Woodrow Wilson Fellowship Helps Chemistry Student Pursue Life-Long Dream
With his recent acceptance to the University of Michigan as a Woodrow Wilson Teaching Fellow, Anthony Tedaldi ’13C, ’14G is about to fulfill a childhood dream. “I’ve wanted to be a high school teacher since I was seven years old,” he said.
The Woodrow Wilson Teaching Fellowship recruits individuals with backgrounds in the STEM fields (science, technology, engineering, and mathematics) and trains them to teach in high-need secondary schools in Indiana, Michigan, Ohio, and New Jersey. A high-need school is defined as having “a variety of challenges in helping students achieve academic success.” The program has attracted individuals from varied walks of life, including current undergraduates, recent college graduates, midcareer professionals, and retirees. At Michigan, Tedaldi will earn a master’s degree in secondary education and will teach in a high-need school in the Ann Arbor area.
A Brooklyn, NY, native, Tedaldi earned a bachelor’s degree in chemistry from St. John’s and is currently pursuing his master’s degree in the field. He will graduate from the University this May. He credits his current success to his professors, saying, “They have such passion for what they do.” He applied for the fellowship with encouragement from Alison Hyslop, Ph.D., associate professor and chair, Department of Chemistry.
“When the fellowship announcement came across my desk, the first person I thought of was Anthony,” Hyslop said. “He embodies St. John's values of excellence and service, and he’ll undoubtedly inspire students to succeed and enjoy science.”
Tedaldi, an adjunct special lecturer of chemistry at SJU, believes that successful teachers must synthesize book smarts and people skills. “People who hate science didn’t have relatable science teachers in high school,” he said. “I hope I can change that when I get to Michigan.”

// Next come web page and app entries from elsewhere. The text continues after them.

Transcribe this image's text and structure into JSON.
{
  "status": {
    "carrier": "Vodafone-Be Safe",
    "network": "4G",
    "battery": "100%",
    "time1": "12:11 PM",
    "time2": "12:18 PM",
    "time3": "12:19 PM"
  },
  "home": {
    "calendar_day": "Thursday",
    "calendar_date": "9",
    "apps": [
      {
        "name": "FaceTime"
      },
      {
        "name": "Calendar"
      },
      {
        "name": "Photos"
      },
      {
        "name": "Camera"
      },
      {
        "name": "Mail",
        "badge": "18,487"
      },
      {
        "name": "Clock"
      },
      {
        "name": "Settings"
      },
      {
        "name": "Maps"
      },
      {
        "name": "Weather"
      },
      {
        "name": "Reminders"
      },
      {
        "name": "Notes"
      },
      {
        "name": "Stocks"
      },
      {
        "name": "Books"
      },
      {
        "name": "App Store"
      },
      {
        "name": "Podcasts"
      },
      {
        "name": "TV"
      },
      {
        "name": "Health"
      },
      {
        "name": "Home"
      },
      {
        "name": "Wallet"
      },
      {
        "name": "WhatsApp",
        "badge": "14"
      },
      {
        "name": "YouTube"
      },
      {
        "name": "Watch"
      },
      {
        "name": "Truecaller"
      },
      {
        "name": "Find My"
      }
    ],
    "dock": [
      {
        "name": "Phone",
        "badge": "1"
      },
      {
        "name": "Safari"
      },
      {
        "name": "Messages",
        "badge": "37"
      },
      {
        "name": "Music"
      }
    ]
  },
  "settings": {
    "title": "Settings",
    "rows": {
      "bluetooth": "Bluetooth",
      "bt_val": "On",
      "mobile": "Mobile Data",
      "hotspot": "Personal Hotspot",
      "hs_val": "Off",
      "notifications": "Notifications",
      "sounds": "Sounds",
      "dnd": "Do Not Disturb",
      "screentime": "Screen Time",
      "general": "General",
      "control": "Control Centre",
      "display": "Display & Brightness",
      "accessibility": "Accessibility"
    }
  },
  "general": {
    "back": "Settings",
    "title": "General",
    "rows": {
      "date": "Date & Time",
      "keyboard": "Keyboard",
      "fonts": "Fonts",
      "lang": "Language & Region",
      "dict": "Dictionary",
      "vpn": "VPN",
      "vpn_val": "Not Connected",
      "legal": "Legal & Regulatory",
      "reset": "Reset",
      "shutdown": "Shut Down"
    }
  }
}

Tedaldi knew he wanted to attend SJU after taking an SAT course on the Queens campus while in high school. “I admired the teachers who taught the prep class, the campus was beautiful, and the people were warm,” Tedaldi said. “I only wanted to apply to St. John’s.”
His three-year program at Michigan begins June 16. After one year of study, he will begin teaching in a secondary school. Tedaldi has been awarded a $30,000 stipend and plans to teach for at least three years in a high-need school. After completing the program, he’ll become a lifelong member of the network of Woodrow Wilson Fellows, who are recognized as intellectual leaders in the STEM teaching fields throughout the country.
Tedaldi recalls that early in his days at St. John’s, a photo taken of him at freshmen Orientation was posted on the University’s home page. “With this story, my time at St. John’s will end on the website, too,” he said. “It’s bittersweet.”